Then in “The Russian Vestnik” in 1809 the verses on the death of Khvostov and Davydov written by Anna Volkova and A. Shishkov were published. In the letter to the publisher it was said: “Their life was a circuit of misfortunes, which couldn’t break their spirit though.” In her poem, Anna Volkova, showing the dramatic nature of the casual death of Khvostov and Davydov, had given the answer to all rumors and insinuations. She describes the patriotism of “true sons of Russia” in the following words:

Thunder gathered above the heads
of two true sons of Russia
Davydov and Khvostov — two heroes.
Go hastily to the river
But fate instantly raises
The Neva bridge before their faces
But nothing can interfere in
Their brave spirit
If that could frighten them?

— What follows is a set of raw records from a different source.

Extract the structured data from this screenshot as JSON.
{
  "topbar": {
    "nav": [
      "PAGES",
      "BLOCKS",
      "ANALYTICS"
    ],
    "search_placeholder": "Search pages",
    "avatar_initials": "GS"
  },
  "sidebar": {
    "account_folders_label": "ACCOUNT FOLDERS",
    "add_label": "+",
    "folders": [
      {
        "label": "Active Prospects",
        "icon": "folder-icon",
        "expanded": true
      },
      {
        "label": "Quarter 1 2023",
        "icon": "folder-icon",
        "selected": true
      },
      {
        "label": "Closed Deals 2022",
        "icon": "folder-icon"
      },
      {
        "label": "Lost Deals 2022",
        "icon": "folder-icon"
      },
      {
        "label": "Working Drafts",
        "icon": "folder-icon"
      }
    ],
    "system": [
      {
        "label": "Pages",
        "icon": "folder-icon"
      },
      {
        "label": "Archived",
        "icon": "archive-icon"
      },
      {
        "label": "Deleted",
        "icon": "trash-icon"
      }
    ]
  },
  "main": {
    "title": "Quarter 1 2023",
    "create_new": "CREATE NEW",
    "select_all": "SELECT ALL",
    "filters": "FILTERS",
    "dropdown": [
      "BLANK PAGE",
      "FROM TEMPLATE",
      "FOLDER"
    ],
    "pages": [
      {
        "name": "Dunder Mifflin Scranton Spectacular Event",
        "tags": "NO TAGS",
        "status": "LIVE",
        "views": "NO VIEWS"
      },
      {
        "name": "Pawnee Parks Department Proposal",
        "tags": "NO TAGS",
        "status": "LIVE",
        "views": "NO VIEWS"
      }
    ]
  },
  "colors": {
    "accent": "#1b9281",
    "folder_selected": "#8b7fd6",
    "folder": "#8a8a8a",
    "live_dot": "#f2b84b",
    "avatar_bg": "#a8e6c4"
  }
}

Now after many years it became clear that expeditions of Khvostov and Davydov had detained the movement of the Japanese to the north, thus having preserved the Kuril Islands and Sakhalin for Russia. And now it goes without doubt that it was the merit of these naval officers and those who stood for them, namely N. Resanov. It’s time to rehabilitate the names of these valorous officers. “Khvostov and Davydov must be honored among the heroes of Russian Military history, — wrote a famous Russian expert on Japan D. Pozdneev.- N. Rezanov must be honored among the heroes of national history as an example of a great statesman.”

Materials in the topic

Translated by Julia Erotskaya